Each species illustrates a tragic narrative of survival against mounting threats, underscoring the urgent need for comprehensive conservation strategies to avert their potential extinction.

Akhyari Hananto

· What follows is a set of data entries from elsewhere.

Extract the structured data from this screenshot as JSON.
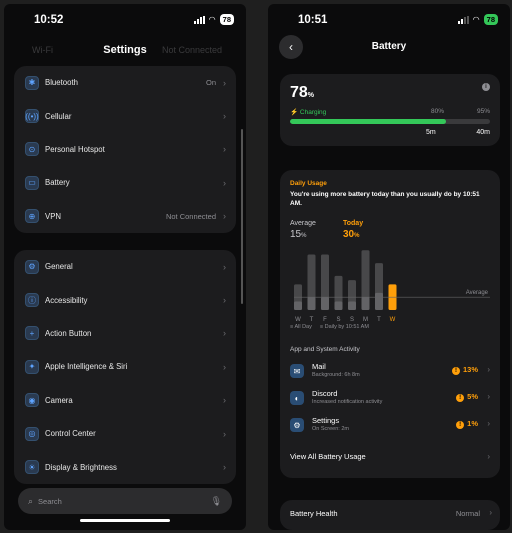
{
  "left": {
    "status": {
      "time": "10:52",
      "battery": "78"
    },
    "nav": {
      "title": "Settings",
      "ghost_left": "Wi-Fi",
      "ghost_right": "Not Connected"
    },
    "group1": [
      {
        "icon": "bluetooth-icon",
        "glyph": "✱",
        "label": "Bluetooth",
        "value": "On"
      },
      {
        "icon": "cellular-icon",
        "glyph": "((•))",
        "label": "Cellular",
        "value": ""
      },
      {
        "icon": "hotspot-icon",
        "glyph": "⊙",
        "label": "Personal Hotspot",
        "value": ""
      },
      {
        "icon": "battery-icon",
        "glyph": "▭",
        "label": "Battery",
        "value": ""
      },
      {
        "icon": "vpn-icon",
        "glyph": "⊕",
        "label": "VPN",
        "value": "Not Connected"
      }
    ],
    "group2": [
      {
        "icon": "general-icon",
        "glyph": "⚙",
        "label": "General"
      },
      {
        "icon": "accessibility-icon",
        "glyph": "ⓘ",
        "label": "Accessibility"
      },
      {
        "icon": "action-button-icon",
        "glyph": "+",
        "label": "Action Button"
      },
      {
        "icon": "siri-icon",
        "glyph": "✦",
        "label": "Apple Intelligence & Siri"
      },
      {
        "icon": "camera-icon",
        "glyph": "◉",
        "label": "Camera"
      },
      {
        "icon": "control-center-icon",
        "glyph": "◎",
        "label": "Control Center"
      },
      {
        "icon": "display-icon",
        "glyph": "☀",
        "label": "Display & Brightness"
      }
    ],
    "search": {
      "placeholder": "Search"
    }
  },
  "right": {
    "status": {
      "time": "10:51",
      "battery": "78"
    },
    "nav": {
      "title": "Battery"
    },
    "level": {
      "value": "78",
      "unit": "%",
      "charging": "Charging",
      "m80": "80%",
      "m95": "95%",
      "t80": "5m",
      "t95": "40m",
      "fill_fraction": 0.78
    },
    "daily": {
      "title": "Daily Usage",
      "text": "You're using more battery today than you usually do by 10:51 AM.",
      "avg_label": "Average",
      "avg_value": "15",
      "today_label": "Today",
      "today_value": "30",
      "unit": "%",
      "legend_all": "All Day",
      "legend_by": "Daily by 10:51 AM",
      "average_line_label": "Average"
    },
    "activity": {
      "title": "App and System Activity",
      "apps": [
        {
          "icon": "mail-icon",
          "glyph": "✉",
          "name": "Mail",
          "sub": "Background: 6h 8m",
          "pct": "13%"
        },
        {
          "icon": "discord-icon",
          "glyph": "◐",
          "name": "Discord",
          "sub": "Increased notification activity",
          "pct": "5%"
        },
        {
          "icon": "settings-app-icon",
          "glyph": "⚙",
          "name": "Settings",
          "sub": "On Screen: 2m",
          "pct": "1%"
        }
      ],
      "view_all": "View All Battery Usage"
    },
    "health": {
      "label": "Battery Health",
      "value": "Normal"
    }
  },
  "chart_data": {
    "type": "bar",
    "categories": [
      "W",
      "T",
      "F",
      "S",
      "S",
      "M",
      "T",
      "W"
    ],
    "series": [
      {
        "name": "All Day",
        "values": [
          30,
          65,
          65,
          40,
          35,
          70,
          55,
          0
        ]
      },
      {
        "name": "Daily by 10:51 AM",
        "values": [
          10,
          15,
          15,
          10,
          10,
          15,
          20,
          30
        ]
      }
    ],
    "average": 15,
    "ylim": [
      0,
      75
    ],
    "colors": {
      "all_day": "#48484a",
      "by_time": "#636366",
      "today": "#ff9f0a",
      "average_line": "#636366"
    }
  }
}
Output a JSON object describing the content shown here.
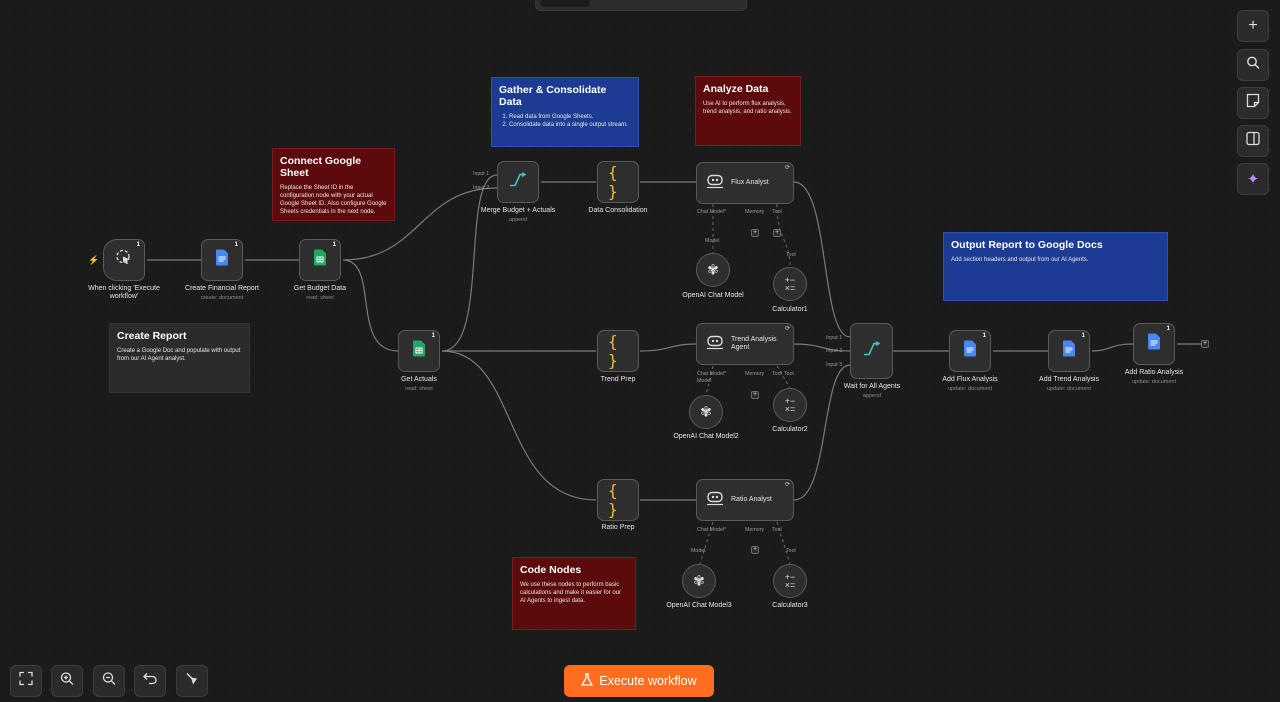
{
  "notes": {
    "connect": {
      "title": "Connect Google Sheet",
      "body": "Replace the Sheet ID in the configuration node with your actual Google Sheet ID. Also configure Google Sheets credentials in the next node."
    },
    "gather": {
      "title": "Gather & Consolidate Data",
      "items": [
        "Read data from Google Sheets.",
        "Consolidate data into a single output stream."
      ]
    },
    "analyze": {
      "title": "Analyze Data",
      "body": "Use AI to perform flux analysis, trend analysis, and ratio analysis."
    },
    "output": {
      "title": "Output Report to Google Docs",
      "body": "Add section headers and output from our AI Agents."
    },
    "create": {
      "title": "Create Report",
      "body": "Create a Google Doc and populate with output from our AI Agent analyst."
    },
    "code": {
      "title": "Code Nodes",
      "body": "We use these nodes to perform basic calculations and make it easier for our AI Agents to ingest data."
    }
  },
  "nodes": {
    "trigger": {
      "label": "When clicking 'Execute workflow'",
      "count": "1"
    },
    "create_report": {
      "label": "Create Financial Report",
      "sub": "create: document",
      "count": "1"
    },
    "get_budget": {
      "label": "Get Budget Data",
      "sub": "read: sheet",
      "count": "1"
    },
    "get_actuals": {
      "label": "Get Actuals",
      "sub": "read: sheet",
      "count": "1"
    },
    "merge": {
      "label": "Merge Budget + Actuals",
      "sub": "append",
      "input1": "Input 1",
      "input2": "Input 2"
    },
    "consolidation": {
      "label": "Data Consolidation"
    },
    "trend_prep": {
      "label": "Trend Prep"
    },
    "ratio_prep": {
      "label": "Ratio Prep"
    },
    "flux": {
      "label": "Flux Analyst",
      "chat": "Chat Model*",
      "memory": "Memory",
      "tool": "Tool"
    },
    "trend": {
      "label": "Trend Analysis Agent",
      "chat": "Chat Model*",
      "memory": "Memory",
      "tool": "Tool"
    },
    "ratio": {
      "label": "Ratio Analyst",
      "chat": "Chat Model*",
      "memory": "Memory",
      "tool": "Tool"
    },
    "model1": {
      "label": "OpenAI Chat Model",
      "tag": "Model"
    },
    "model2": {
      "label": "OpenAI Chat Model2",
      "tag": "Model"
    },
    "model3": {
      "label": "OpenAI Chat Model3",
      "tag": "Model"
    },
    "calc1": {
      "label": "Calculator1",
      "tag": "Tool"
    },
    "calc2": {
      "label": "Calculator2",
      "tag": "Tool"
    },
    "calc3": {
      "label": "Calculator3",
      "tag": "Tool"
    },
    "wait": {
      "label": "Wait for All Agents",
      "sub": "append",
      "input1": "Input 1",
      "input2": "Input 2",
      "input3": "Input 3"
    },
    "add_flux": {
      "label": "Add Flux Analysis",
      "sub": "update: document",
      "count": "1"
    },
    "add_trend": {
      "label": "Add Trend Analysis",
      "sub": "update: document",
      "count": "1"
    },
    "add_ratio": {
      "label": "Add Ratio Analysis",
      "sub": "update: document",
      "count": "1"
    }
  },
  "toolbar": {
    "execute_label": "Execute workflow"
  },
  "colors": {
    "accent": "#ff6d1f",
    "note_red": "#5c0a0c",
    "note_blue": "#1c3c93",
    "note_gray": "#2b2b2b",
    "background": "#1b1b1b"
  },
  "icons": {
    "right_toolbar": [
      "plus-icon",
      "search-icon",
      "sticky-note-icon",
      "panel-icon",
      "ai-sparkle-icon"
    ],
    "bottom_toolbar": [
      "fit-view-icon",
      "zoom-in-icon",
      "zoom-out-icon",
      "undo-icon",
      "tidy-up-icon"
    ]
  }
}
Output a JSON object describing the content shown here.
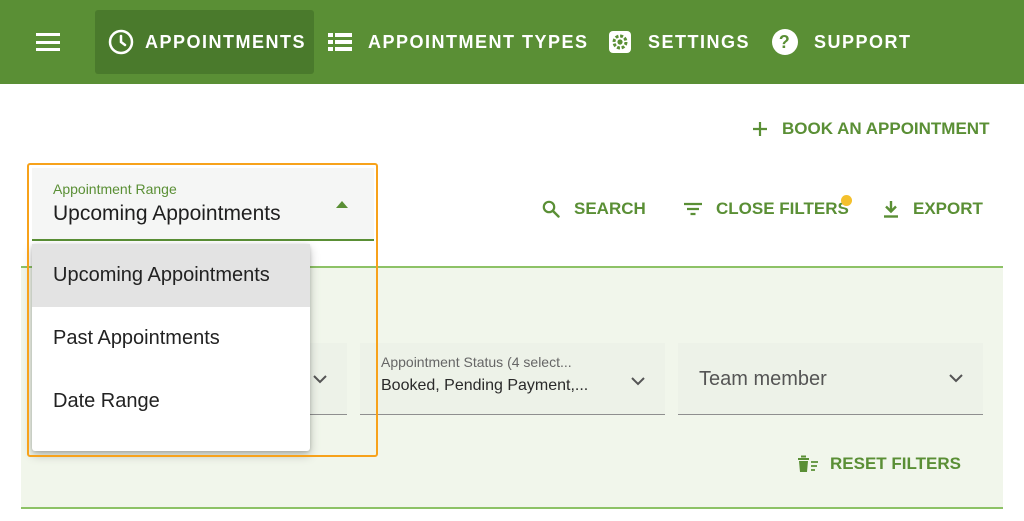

I began my career in the banking industry in 1997, and stayed approx 6 years in it. This industry boost his knowledge about the economic condition in Indonesia, both macro and micro, and how to More understand it. My banking career continued in Yogyakarta when I joined in a program funded by the Asian Development Bank (ADB),as the coordinator for a program aimed to help improve the quality of learning and teaching process in private universities in Yogyakarta. When the earthquake stroke Yogyakarta, I chose to join an international NGO working in the area of ?disaster response and management, which allows me to help rebuild the city, as well as other disaster-stricken area in Indonesia. I went on to become the coordinator for emergency response in the Asia Pacific region. Then I was assigned for 1 year in Cambodia, as a country coordinator mostly to deliver developmental programs (water and sanitation, education, livelihood). In 2009, he continued his career as a protocol and HR officer at the U.S. Consulate General in Surabaya, and two years later I joined the Political and Economic Section until now, where i have to deal with extensive range of people and government officials, as well as private and government institution troughout eastern Indonesia. I am the founder and Editor-in-Chief in Good News From Indonesia (GNFI), a growing and influential social media movement, and was selected as one of The Most Influential Netizen 2011 by The Marketeers magazine. I also wrote a book on "Fundamentals of Disaster Management in 2007"?, "Good News From Indonesia : Beragam Prestasi Anak Bangsa di dunia"? which was luanched in August 2013, and "Indonesia Bersyukur"? which is launched in Sept 2013. In 2014, 3 books were released in which i was one of the writer; "Indonesia Pelangi Dunia"?, "Indonesia The Untold Stories"? and "Growing! Meretas Jalan Kejayaan" I give lectures to students in lectures nationwide, sharing on full range of issues, from economy, to diplomacy Less
View all posts

Terima kasih telah membaca sampai di sini